We found, as we expected, that those coral reefs closest to river mouths are being heavily impacted by sediments from land. In these environments the diversity of corals is low and a number of colonies were ‘pale’ or ‘fully bleached’ which is an indicator of stress. In this case the stress is likely a combination of freshwater (from the recent heavy rain) and sediments. Silt was prevalent at the site, in some places making up 20‒30 percent of the cover. Many of the corals were producing large volumes of mucous in an effort to trap and prevent sediments settling on their tissue.
Further away from the land the story was a little mixed. At some sites the coral community was healthy and thriving, while other reefs were still recovering from Category 5 Cyclone Winston which passed through Fiji in February 2016 leaving a trail of destruction in its path. Those reefs previously impacted by the cyclone had notable large fields of rubble (old broken coral), overturned corals and chunks of reef that had been broken off.
To address these pressing issues, a large multi-disciplinary, multi-sectoral project called Watershed Interventions for Systems Health in Fiji (WISH Fiji) was launched in late 2018. Working across the five sub-catchments of the Bureta, Dama Dawasamu, Waibula and Upper Navua rivers, the project focuses on targeted and integrated upstream catchment management and policy implementation to reduce the spread of disease and improve downstream ecosystem condition. The coral reef data collected this year will be our baseline and we will be doing monitoring annually to determine if interventions to improve land management will have a positive impact on coral reefs.
There is a tight connectivity between land and sea on high islands given the generally smaller sizes of their watersheds. Bottom line is that watershed health matters for coral reefs and the people who are dependent on them, especially for food and livelihoods. We need to ask ourselves, can we really afford to lose them?

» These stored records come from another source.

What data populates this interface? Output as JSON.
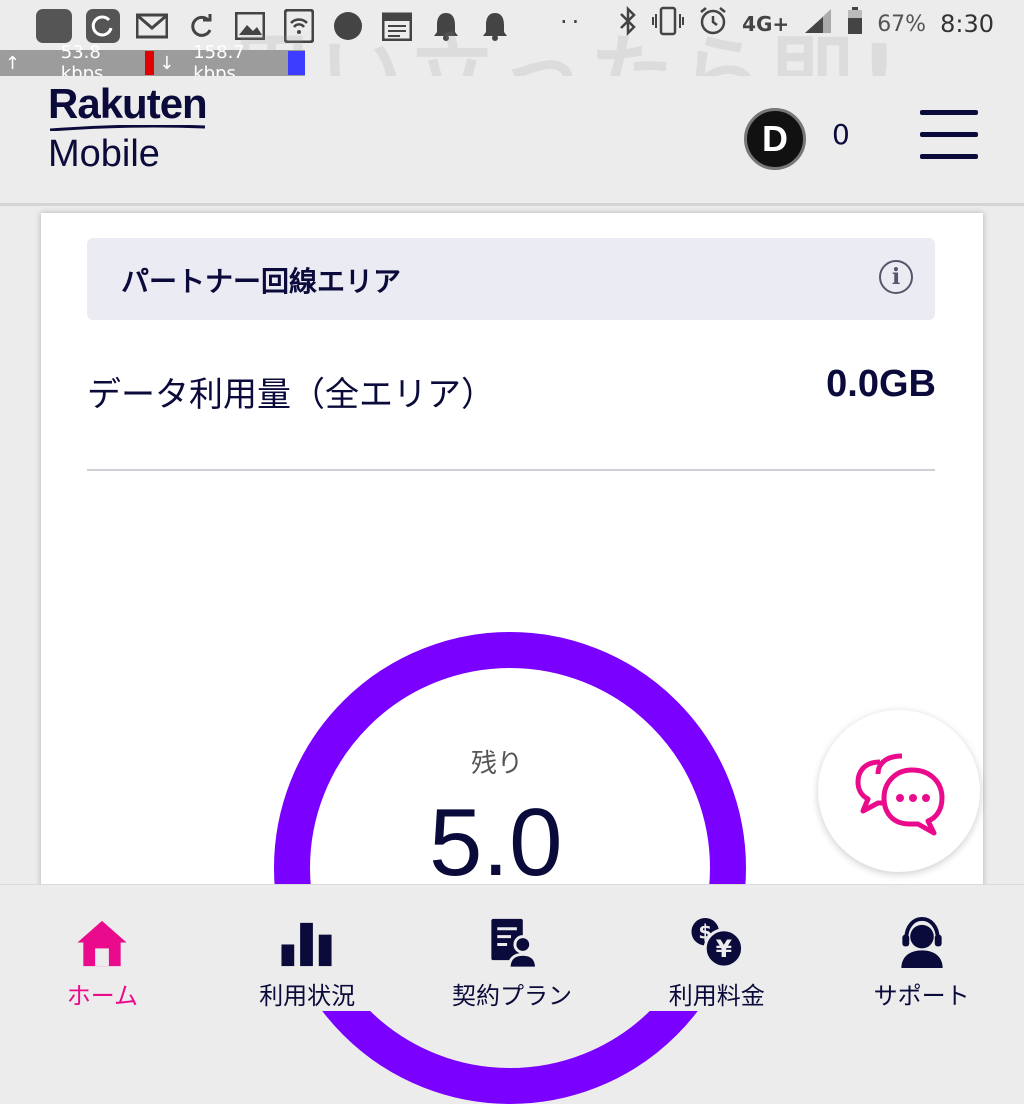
{
  "status_bar": {
    "icons": [
      "app-icon",
      "sync-app-icon",
      "gmail-icon",
      "refresh-icon",
      "image-icon",
      "wifi-icon",
      "record-icon",
      "calendar-icon",
      "bell-icon",
      "bell-icon"
    ],
    "dots": "··",
    "right_icons": [
      "bluetooth-icon",
      "vibrate-icon",
      "alarm-icon",
      "signal-icon"
    ],
    "network_type": "4G+",
    "battery": "67%",
    "time": "8:30"
  },
  "net_speed": {
    "up": "53.8 kbps",
    "down": "158.7 kbps"
  },
  "overlay": "思い立ったら即!",
  "header": {
    "logo_line1": "Rakuten",
    "logo_line2": "Mobile",
    "avatar_letter": "D",
    "points": "0"
  },
  "card": {
    "area_title": "パートナー回線エリア",
    "usage_label": "データ利用量（全エリア）",
    "usage_value": "0.0GB",
    "remain_label": "残り",
    "remain_value": "5.0"
  },
  "colors": {
    "accent": "#ea0b8c",
    "gauge": "#7a00ff",
    "navy": "#0b0b3b"
  },
  "bottom_nav": {
    "items": [
      {
        "label": "ホーム",
        "icon": "home-icon",
        "active": true
      },
      {
        "label": "利用状況",
        "icon": "bar-chart-icon",
        "active": false
      },
      {
        "label": "契約プラン",
        "icon": "contract-icon",
        "active": false
      },
      {
        "label": "利用料金",
        "icon": "fee-icon",
        "active": false
      },
      {
        "label": "サポート",
        "icon": "support-icon",
        "active": false
      }
    ]
  }
}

The WISH Fiji project is a partnership between the University of Sydney, Edith Cowan University, Fiji National University and Wildlife Conservation Society (WCS) in close collaboration and partnership with the Fiji Ministry of Health and Medical Services, Water Authority of Fiji, World Health Organisation (WHO), the Pacific Community (SPC), UNICEF. The project is generously supported by Bloomberg Philanthropies’ Vibrant Oceans Initiative and the Australian Government Department of Foreign Affairs and Trade.